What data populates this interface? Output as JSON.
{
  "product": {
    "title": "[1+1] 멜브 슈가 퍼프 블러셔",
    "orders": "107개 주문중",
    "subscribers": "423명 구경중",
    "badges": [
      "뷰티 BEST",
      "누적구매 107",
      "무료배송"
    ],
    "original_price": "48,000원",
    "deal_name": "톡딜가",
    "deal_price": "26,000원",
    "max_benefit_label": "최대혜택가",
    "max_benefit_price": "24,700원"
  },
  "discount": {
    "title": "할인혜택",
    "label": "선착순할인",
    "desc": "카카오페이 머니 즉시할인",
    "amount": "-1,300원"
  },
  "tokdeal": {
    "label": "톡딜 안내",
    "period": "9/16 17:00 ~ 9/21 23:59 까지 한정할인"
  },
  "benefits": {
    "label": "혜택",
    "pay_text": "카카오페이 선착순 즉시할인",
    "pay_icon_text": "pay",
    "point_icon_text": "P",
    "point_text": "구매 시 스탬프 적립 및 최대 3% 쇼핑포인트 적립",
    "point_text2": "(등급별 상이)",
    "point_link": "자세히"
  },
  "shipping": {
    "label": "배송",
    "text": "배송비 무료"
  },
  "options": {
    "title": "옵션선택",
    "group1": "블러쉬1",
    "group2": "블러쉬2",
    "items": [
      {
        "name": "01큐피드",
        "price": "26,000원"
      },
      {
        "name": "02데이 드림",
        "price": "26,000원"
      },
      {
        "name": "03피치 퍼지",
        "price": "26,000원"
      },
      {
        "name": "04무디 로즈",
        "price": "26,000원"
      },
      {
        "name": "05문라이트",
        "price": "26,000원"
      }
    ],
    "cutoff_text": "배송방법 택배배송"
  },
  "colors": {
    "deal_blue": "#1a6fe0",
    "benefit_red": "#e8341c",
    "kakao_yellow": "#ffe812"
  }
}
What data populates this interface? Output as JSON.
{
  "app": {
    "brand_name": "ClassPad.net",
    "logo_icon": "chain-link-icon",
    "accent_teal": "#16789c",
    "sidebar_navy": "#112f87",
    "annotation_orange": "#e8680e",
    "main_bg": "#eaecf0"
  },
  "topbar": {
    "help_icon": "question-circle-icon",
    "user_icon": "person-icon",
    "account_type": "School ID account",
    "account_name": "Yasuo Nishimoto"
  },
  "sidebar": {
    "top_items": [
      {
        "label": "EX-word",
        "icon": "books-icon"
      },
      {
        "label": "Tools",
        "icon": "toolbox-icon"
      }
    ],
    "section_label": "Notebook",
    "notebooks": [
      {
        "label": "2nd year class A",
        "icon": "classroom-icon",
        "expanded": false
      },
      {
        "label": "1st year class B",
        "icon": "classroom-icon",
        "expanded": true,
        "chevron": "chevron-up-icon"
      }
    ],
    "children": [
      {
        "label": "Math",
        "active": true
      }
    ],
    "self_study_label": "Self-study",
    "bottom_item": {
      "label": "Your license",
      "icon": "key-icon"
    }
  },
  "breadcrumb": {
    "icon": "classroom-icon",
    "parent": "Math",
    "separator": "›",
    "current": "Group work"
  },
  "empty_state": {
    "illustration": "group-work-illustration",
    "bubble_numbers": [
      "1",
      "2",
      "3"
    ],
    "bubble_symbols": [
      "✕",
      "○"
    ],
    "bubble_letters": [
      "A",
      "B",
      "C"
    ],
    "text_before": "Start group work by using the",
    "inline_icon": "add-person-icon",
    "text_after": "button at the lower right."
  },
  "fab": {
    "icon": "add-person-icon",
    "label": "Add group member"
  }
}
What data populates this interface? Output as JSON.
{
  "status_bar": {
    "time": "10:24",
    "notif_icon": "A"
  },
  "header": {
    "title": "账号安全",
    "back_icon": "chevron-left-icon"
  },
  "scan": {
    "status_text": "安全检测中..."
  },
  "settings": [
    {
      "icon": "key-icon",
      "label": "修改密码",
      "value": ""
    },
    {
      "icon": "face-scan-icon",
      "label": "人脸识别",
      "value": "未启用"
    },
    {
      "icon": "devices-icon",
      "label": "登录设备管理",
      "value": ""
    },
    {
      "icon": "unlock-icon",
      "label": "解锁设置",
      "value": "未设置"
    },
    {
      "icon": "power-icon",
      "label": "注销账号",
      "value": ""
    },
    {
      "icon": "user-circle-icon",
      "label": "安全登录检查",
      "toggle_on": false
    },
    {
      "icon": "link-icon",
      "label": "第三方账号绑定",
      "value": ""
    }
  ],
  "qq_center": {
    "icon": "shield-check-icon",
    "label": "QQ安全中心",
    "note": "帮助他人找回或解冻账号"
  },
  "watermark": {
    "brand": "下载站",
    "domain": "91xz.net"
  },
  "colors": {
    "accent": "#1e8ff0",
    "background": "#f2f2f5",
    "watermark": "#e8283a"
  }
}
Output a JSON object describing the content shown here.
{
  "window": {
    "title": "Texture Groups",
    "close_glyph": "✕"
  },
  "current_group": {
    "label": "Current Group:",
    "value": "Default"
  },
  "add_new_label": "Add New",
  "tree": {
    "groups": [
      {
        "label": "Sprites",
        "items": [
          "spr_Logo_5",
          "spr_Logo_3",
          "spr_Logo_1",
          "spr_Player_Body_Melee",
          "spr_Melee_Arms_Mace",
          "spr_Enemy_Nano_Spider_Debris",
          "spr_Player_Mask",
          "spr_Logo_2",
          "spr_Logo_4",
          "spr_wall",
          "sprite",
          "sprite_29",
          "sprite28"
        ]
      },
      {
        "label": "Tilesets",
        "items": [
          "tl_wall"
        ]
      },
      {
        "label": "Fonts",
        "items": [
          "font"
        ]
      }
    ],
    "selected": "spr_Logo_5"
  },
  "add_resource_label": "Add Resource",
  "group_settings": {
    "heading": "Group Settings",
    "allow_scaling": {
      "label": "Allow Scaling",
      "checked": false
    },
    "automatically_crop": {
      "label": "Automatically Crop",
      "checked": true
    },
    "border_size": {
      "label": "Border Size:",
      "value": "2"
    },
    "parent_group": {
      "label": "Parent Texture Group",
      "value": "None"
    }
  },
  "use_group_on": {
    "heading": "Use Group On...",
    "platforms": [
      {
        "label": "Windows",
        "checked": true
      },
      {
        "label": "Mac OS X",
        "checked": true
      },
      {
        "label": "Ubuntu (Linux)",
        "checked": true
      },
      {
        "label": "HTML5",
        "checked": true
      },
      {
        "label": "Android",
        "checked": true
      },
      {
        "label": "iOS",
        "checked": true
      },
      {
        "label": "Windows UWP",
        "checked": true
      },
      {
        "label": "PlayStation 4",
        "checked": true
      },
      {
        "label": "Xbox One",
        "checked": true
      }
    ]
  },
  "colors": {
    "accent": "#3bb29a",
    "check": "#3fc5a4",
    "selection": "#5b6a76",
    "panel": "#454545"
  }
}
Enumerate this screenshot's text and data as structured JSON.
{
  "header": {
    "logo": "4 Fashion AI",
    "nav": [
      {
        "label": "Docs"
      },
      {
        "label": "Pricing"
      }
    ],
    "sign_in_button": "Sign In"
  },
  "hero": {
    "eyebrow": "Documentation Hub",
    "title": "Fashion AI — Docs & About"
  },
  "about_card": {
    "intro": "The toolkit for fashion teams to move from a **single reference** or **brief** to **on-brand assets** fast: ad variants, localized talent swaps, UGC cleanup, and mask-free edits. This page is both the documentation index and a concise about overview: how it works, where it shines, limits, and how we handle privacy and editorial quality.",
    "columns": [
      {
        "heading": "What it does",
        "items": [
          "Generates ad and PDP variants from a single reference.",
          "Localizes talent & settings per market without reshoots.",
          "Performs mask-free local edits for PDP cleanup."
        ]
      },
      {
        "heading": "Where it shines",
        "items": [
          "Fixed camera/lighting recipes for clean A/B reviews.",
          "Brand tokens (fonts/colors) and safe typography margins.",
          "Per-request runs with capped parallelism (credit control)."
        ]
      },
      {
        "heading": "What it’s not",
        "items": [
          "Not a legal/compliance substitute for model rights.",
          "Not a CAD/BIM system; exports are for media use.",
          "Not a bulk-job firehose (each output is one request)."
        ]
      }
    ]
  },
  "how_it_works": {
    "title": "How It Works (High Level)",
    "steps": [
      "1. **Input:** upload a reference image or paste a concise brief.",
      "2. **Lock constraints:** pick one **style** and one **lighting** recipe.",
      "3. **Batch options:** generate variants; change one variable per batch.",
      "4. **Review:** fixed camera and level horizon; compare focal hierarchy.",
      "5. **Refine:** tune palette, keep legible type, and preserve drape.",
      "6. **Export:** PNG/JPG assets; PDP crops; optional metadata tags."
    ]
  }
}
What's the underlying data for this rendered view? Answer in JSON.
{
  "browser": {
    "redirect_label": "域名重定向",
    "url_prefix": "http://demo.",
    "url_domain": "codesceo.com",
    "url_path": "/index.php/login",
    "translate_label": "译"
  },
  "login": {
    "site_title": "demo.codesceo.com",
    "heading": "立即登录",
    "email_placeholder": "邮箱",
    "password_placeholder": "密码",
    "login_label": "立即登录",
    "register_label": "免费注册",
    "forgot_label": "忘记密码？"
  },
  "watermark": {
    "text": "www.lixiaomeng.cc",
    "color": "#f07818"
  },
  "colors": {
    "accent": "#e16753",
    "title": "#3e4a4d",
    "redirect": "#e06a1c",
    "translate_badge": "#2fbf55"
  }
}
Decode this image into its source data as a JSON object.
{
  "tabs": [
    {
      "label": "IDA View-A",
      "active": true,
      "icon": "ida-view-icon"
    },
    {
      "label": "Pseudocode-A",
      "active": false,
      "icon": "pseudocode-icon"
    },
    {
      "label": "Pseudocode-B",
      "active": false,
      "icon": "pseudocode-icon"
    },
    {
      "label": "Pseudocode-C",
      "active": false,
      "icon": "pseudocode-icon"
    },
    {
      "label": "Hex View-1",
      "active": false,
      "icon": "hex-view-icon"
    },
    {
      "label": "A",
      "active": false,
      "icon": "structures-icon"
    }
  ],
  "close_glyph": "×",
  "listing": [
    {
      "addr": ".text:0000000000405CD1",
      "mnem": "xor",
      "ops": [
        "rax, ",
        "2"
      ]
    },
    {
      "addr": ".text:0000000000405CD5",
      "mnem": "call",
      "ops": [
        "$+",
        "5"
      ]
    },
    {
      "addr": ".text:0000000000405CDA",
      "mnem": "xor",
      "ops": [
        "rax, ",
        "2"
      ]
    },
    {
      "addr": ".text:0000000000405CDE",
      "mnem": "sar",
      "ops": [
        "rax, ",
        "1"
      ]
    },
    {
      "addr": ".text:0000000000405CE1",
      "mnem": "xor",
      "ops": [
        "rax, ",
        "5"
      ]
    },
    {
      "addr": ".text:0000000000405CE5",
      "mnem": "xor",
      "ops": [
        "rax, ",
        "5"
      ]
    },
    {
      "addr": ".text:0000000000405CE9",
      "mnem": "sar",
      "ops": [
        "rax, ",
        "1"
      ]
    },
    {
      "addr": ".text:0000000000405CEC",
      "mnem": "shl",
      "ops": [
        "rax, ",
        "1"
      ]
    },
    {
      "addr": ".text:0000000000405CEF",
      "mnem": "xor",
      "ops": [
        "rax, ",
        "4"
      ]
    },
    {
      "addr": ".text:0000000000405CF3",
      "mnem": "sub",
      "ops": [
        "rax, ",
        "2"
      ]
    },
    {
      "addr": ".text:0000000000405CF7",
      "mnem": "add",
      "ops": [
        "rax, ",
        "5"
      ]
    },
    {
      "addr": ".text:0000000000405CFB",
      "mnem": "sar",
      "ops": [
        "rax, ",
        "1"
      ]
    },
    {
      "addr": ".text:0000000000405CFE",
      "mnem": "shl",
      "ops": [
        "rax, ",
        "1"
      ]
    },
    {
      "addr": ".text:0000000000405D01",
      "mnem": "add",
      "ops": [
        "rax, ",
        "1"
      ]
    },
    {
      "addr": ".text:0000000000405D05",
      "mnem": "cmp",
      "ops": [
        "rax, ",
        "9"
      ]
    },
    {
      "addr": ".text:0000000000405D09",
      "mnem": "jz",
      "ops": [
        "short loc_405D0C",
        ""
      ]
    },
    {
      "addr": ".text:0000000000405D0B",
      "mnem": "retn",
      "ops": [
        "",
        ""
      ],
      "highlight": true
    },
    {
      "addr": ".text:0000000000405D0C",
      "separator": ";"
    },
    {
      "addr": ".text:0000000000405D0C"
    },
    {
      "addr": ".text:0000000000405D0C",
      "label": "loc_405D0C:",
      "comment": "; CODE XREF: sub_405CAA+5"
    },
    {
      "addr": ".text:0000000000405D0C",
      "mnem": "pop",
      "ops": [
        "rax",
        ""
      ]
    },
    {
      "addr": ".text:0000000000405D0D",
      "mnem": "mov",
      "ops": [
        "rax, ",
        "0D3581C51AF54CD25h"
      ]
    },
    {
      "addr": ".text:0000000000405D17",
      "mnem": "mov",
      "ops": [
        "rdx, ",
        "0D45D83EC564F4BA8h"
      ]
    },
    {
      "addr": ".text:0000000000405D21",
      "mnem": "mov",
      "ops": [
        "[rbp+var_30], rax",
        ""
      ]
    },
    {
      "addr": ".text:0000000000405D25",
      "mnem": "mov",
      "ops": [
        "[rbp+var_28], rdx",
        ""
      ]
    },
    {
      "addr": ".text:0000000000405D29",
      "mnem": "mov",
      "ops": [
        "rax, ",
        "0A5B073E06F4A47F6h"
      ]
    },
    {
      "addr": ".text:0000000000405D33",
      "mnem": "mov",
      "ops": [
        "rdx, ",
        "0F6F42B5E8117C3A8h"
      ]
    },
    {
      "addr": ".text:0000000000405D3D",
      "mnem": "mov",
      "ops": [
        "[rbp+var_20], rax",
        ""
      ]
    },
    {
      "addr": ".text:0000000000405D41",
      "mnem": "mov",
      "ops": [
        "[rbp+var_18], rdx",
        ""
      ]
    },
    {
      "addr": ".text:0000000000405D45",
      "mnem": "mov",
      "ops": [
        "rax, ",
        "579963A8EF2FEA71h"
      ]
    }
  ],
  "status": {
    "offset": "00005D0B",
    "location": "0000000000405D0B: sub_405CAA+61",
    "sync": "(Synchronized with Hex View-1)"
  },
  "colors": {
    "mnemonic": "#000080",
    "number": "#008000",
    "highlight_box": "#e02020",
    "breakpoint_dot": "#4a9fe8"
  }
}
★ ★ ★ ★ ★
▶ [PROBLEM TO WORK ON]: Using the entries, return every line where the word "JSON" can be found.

▶ [RESPONSE TO THE EXERCISE]:
What data populates this interface? Output as JSON.
What data populates this interface? Output as JSON.
What data populates this interface? Output as JSON.
Output a JSON object describing the content shown here.
Enumerate this screenshot's text and data as structured JSON.
What's the underlying data for this rendered view? Answer in JSON.
Decode this image into its source data as a JSON object.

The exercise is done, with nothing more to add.